Halfen, Alan F., Johnson, William C.
Aeolian research 2013 v.10 pp. 135-160
climate, climate change, data collection, drought, loess, radiometry, researchers, soil, Great Plains region, United States

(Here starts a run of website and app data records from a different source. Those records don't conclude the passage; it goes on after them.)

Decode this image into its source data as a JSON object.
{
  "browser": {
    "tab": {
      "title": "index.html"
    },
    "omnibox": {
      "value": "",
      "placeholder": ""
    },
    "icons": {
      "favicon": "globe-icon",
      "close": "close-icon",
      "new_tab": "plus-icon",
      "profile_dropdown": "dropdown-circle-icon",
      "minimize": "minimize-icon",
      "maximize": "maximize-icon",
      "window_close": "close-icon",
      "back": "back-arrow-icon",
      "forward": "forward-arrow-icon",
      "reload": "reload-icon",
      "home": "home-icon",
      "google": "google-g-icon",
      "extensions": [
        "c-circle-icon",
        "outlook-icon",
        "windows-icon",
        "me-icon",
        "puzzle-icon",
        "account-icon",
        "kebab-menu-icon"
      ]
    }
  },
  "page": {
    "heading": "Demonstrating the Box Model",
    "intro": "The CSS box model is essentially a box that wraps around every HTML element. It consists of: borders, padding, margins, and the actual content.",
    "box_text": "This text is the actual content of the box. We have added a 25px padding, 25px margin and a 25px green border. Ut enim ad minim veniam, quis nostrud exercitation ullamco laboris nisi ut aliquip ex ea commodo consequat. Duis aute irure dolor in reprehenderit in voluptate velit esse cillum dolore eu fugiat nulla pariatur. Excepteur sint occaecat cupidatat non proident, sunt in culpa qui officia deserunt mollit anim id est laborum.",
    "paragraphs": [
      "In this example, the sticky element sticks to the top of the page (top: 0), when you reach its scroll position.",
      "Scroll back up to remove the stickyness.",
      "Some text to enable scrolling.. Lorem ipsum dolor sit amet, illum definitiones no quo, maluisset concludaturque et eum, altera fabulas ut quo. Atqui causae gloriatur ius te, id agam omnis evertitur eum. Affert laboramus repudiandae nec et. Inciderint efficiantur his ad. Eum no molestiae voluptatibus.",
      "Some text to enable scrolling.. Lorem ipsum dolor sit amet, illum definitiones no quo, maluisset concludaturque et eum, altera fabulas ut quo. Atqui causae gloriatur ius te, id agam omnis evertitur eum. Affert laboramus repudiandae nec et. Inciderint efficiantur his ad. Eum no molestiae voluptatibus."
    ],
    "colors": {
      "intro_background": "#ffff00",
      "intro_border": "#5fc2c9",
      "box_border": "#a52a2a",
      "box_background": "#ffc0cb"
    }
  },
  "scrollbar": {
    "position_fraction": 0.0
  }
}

Aeolian dune fields of the North American Great Plains are sensitive indicators of past climate change given their activation during periods of drought. For the last 40years, researchers have used a combination of geomorphic interpretations and radiometric dating to develop chronologies of prehistoric dune activity, which in some cases span the last 20,000years. These chronologies are significant to the region, particularly in the central Great Plains where they and their associated loess records are the only long-term record of drought. Despite an abundance of published chronologies, correlating regional periods of dune activity among individual dune fields is difficult, which in turn makes interpreting prehistoric climate challenging. Contributing to the difficulty in correlating dune activity across the region are inconsistencies in current chronological data sets, which result from unintentional biases in sampling, a tendency for chronologies to record only the most recent episode of dune activity, and an incomplete understanding or appreciation of non-climatic controls on dune activity. Future research on Great Plains dune fields should strive to produce new activation chronologies with systematic sampling strategies that inherently address temporal and spatial issues found in existing data sets. Spatial correlation may be further resolved with more precise mapping of aeolian features, such as that possible with county-level soil distribution data currently available for the United States. Finally, additional non-dune paleoclimatic records from the Great Plains, particularly those which span several millennia, need to be derived for comparison to the dune activation record.